> _WHAT YOU ARE ASKED TO DO_: A complete answer includes every line below with the word "number".
--- EXTRACTED RECORDS Enclosed Below ---
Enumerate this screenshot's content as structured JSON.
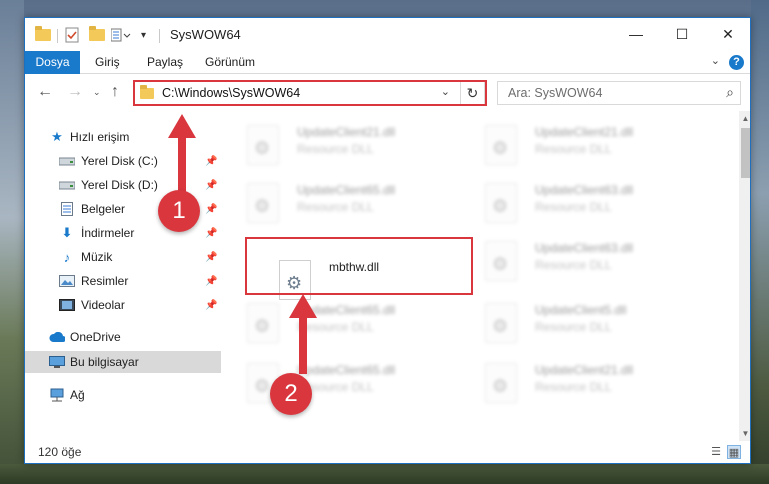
{
  "window": {
    "title": "SysWOW64",
    "controls": {
      "minimize": "—",
      "maximize": "☐",
      "close": "✕"
    }
  },
  "ribbon": {
    "tabs": [
      {
        "label": "Dosya",
        "active": true
      },
      {
        "label": "Giriş"
      },
      {
        "label": "Paylaş"
      },
      {
        "label": "Görünüm"
      }
    ],
    "help": "?"
  },
  "address": {
    "path": "C:\\Windows\\SysWOW64",
    "search_placeholder": "Ara: SysWOW64"
  },
  "nav": {
    "items": [
      {
        "label": "Hızlı erişim",
        "icon": "star-icon",
        "pinned": false
      },
      {
        "label": "Yerel Disk (C:)",
        "icon": "drive-icon",
        "pinned": true
      },
      {
        "label": "Yerel Disk (D:)",
        "icon": "drive-icon",
        "pinned": true
      },
      {
        "label": "Belgeler",
        "icon": "document-icon",
        "pinned": true
      },
      {
        "label": "İndirmeler",
        "icon": "download-icon",
        "pinned": true
      },
      {
        "label": "Müzik",
        "icon": "music-icon",
        "pinned": true
      },
      {
        "label": "Resimler",
        "icon": "picture-icon",
        "pinned": true
      },
      {
        "label": "Videolar",
        "icon": "video-icon",
        "pinned": true
      },
      {
        "label": "OneDrive",
        "icon": "cloud-icon",
        "pinned": false
      },
      {
        "label": "Bu bilgisayar",
        "icon": "computer-icon",
        "pinned": false,
        "selected": true
      },
      {
        "label": "Ağ",
        "icon": "network-icon",
        "pinned": false
      }
    ]
  },
  "files": {
    "highlighted": {
      "name": "mbthw.dll",
      "description": ""
    },
    "background": [
      {
        "name": "UpdateClient21.dll",
        "description": "Resource DLL"
      },
      {
        "name": "UpdateClient21.dll",
        "description": "Resource DLL"
      },
      {
        "name": "UpdateClient65.dll",
        "description": "Resource DLL"
      },
      {
        "name": "UpdateClient63.dll",
        "description": "Resource DLL"
      },
      {
        "name": "UpdateClient63.dll",
        "description": "Resource DLL"
      },
      {
        "name": "UpdateClient65.dll",
        "description": "Resource DLL"
      },
      {
        "name": "UpdateClient5.dll",
        "description": "Resource DLL"
      },
      {
        "name": "UpdateClient65.dll",
        "description": "Resource DLL"
      },
      {
        "name": "UpdateClient21.dll",
        "description": "Resource DLL"
      }
    ]
  },
  "status": {
    "item_count": "120 öğe"
  },
  "annotations": {
    "step1": "1",
    "step2": "2",
    "color": "#d9363e"
  }
}
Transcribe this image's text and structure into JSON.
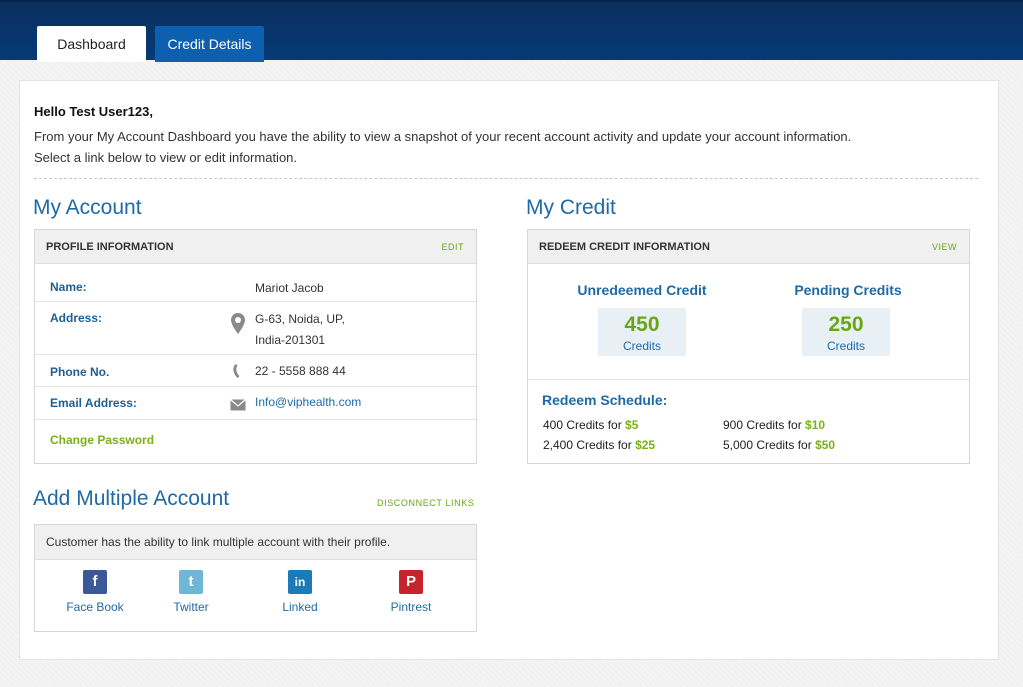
{
  "tabs": [
    {
      "label": "Dashboard",
      "active": true
    },
    {
      "label": "Credit Details",
      "active": false
    }
  ],
  "greeting": "Hello Test User123,",
  "intro_line1": "From your My Account Dashboard you have the ability to view a snapshot of your recent account activity and update your account information.",
  "intro_line2": "Select a link below to view or edit information.",
  "my_account": {
    "title": "My Account",
    "panel_title": "PROFILE INFORMATION",
    "edit_label": "EDIT",
    "name_label": "Name:",
    "name_value": "Mariot Jacob",
    "address_label": "Address:",
    "address_line1": "G-63, Noida, UP,",
    "address_line2": "India-201301",
    "phone_label": "Phone No.",
    "phone_value": "22 - 5558 888 44",
    "email_label": "Email Address:",
    "email_value": "Info@viphealth.com",
    "change_password": "Change Password"
  },
  "my_credit": {
    "title": "My Credit",
    "panel_title": "REDEEM CREDIT INFORMATION",
    "view_label": "VIEW",
    "unredeemed_title": "Unredeemed Credit",
    "unredeemed_value": "450",
    "pending_title": "Pending Credits",
    "pending_value": "250",
    "unit": "Credits",
    "schedule_title": "Redeem Schedule:",
    "schedule": [
      {
        "credits": "400 Credits for",
        "amount": "$5"
      },
      {
        "credits": "900 Credits for",
        "amount": "$10"
      },
      {
        "credits": "2,400 Credits for",
        "amount": "$25"
      },
      {
        "credits": "5,000 Credits for",
        "amount": "$50"
      }
    ]
  },
  "multi_account": {
    "title": "Add Multiple Account",
    "disconnect": "DISCONNECT LINKS",
    "note": "Customer has the ability to link multiple account with their profile.",
    "socials": [
      {
        "name": "Face Book",
        "icon": "facebook-icon",
        "glyph": "f",
        "color": "#3b5998"
      },
      {
        "name": "Twitter",
        "icon": "twitter-icon",
        "glyph": "t",
        "color": "#6fb7d6"
      },
      {
        "name": "Linked",
        "icon": "linkedin-icon",
        "glyph": "in",
        "color": "#1b7ab8"
      },
      {
        "name": "Pintrest",
        "icon": "pinterest-icon",
        "glyph": "P",
        "color": "#c8232c"
      }
    ]
  }
}
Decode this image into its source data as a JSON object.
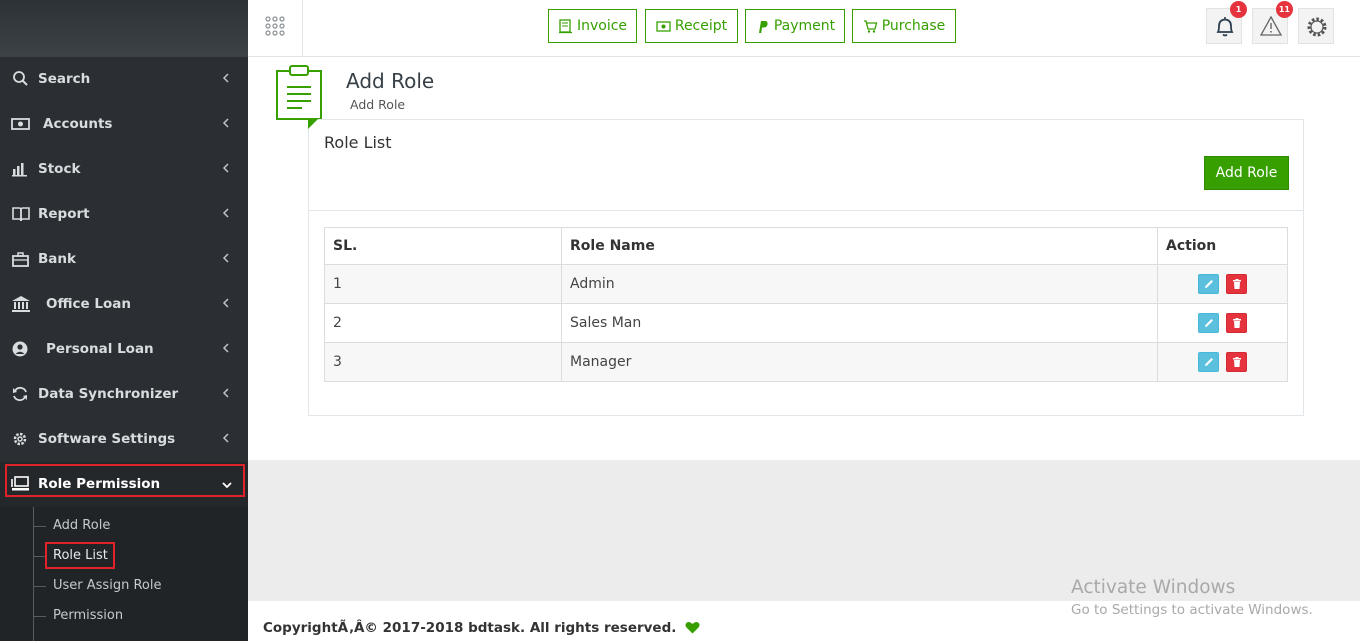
{
  "sidebar": {
    "items": [
      {
        "label": "Search",
        "icon": "search-icon"
      },
      {
        "label": "Accounts",
        "icon": "money-icon"
      },
      {
        "label": "Stock",
        "icon": "bar-chart-icon"
      },
      {
        "label": "Report",
        "icon": "book-icon"
      },
      {
        "label": "Bank",
        "icon": "briefcase-icon"
      },
      {
        "label": "Office Loan",
        "icon": "bank-icon"
      },
      {
        "label": "Personal Loan",
        "icon": "user-circle-icon"
      },
      {
        "label": "Data Synchronizer",
        "icon": "sync-icon"
      },
      {
        "label": "Software Settings",
        "icon": "gear-icon"
      },
      {
        "label": "Role Permission",
        "icon": "desktop-icon"
      }
    ],
    "submenu": [
      "Add Role",
      "Role List",
      "User Assign Role",
      "Permission"
    ]
  },
  "header": {
    "quick_buttons": [
      {
        "label": "Invoice",
        "icon": "invoice-icon"
      },
      {
        "label": "Receipt",
        "icon": "money-icon"
      },
      {
        "label": "Payment",
        "icon": "paypal-icon"
      },
      {
        "label": "Purchase",
        "icon": "cart-icon"
      }
    ],
    "notifications_count": "1",
    "alerts_count": "11"
  },
  "page": {
    "title": "Add Role",
    "subtitle": "Add Role"
  },
  "panel": {
    "title": "Role List",
    "add_button": "Add Role",
    "columns": [
      "SL.",
      "Role Name",
      "Action"
    ],
    "rows": [
      {
        "sl": "1",
        "name": "Admin"
      },
      {
        "sl": "2",
        "name": "Sales Man"
      },
      {
        "sl": "3",
        "name": "Manager"
      }
    ]
  },
  "footer": {
    "copyright": "CopyrightÃ‚Â© 2017-2018 bdtask. All rights reserved."
  },
  "watermark": {
    "line1": "Activate Windows",
    "line2": "Go to Settings to activate Windows."
  },
  "colors": {
    "accent": "#37a000",
    "sidebar_bg": "#2b2f33",
    "danger": "#e5343d",
    "info": "#5bc0de",
    "highlight_box": "#e0222b"
  }
}
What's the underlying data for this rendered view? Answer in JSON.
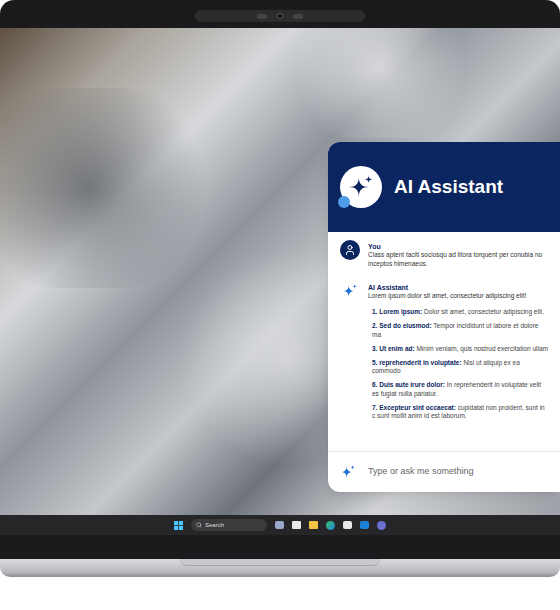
{
  "assistant": {
    "title": "AI Assistant",
    "input_placeholder": "Type or ask me something"
  },
  "messages": [
    {
      "kind": "user",
      "author": "You",
      "text": "Class aptent taciti sociosqu ad litora torquent per conubia no inceptos himenaeos."
    },
    {
      "kind": "assistant",
      "author": "AI Assistant",
      "text": "Lorem ipsum dolor sit amet, consectetur adipiscing elit!",
      "items": [
        {
          "number": "1.",
          "term": "Lorem ipsum:",
          "text": "Dolor sit amet, consectetur adipiscing elit."
        },
        {
          "number": "2.",
          "term": "Sed do eiusmod:",
          "text": "Tempor incididunt ut labore et dolore ma"
        },
        {
          "number": "3.",
          "term": "Ut enim ad:",
          "text": "Minim veniam, quis nostrud exercitation ullam"
        },
        {
          "number": "5.",
          "term": "reprehenderit in voluptate:",
          "text": "Nisi ut aliquip ex ea commodo"
        },
        {
          "number": "6.",
          "term": "Duis aute irure dolor:",
          "text": "In reprehenderit in voluptate velit es fugiat nulla pariatur."
        },
        {
          "number": "7.",
          "term": "Excepteur sint occaecat:",
          "text": "cupidatat non proident, sunt in c sunt mollit anim id est laborum."
        }
      ]
    }
  ],
  "taskbar": {
    "search_placeholder": "Search"
  }
}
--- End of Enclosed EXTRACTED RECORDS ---
> _SOLUTION FOR THIS EXERCISE_:
          "number": "1.",
          "number": "2.",
          "number": "3.",
          "number": "5.",
          "number": "6.",
          "number": "7.",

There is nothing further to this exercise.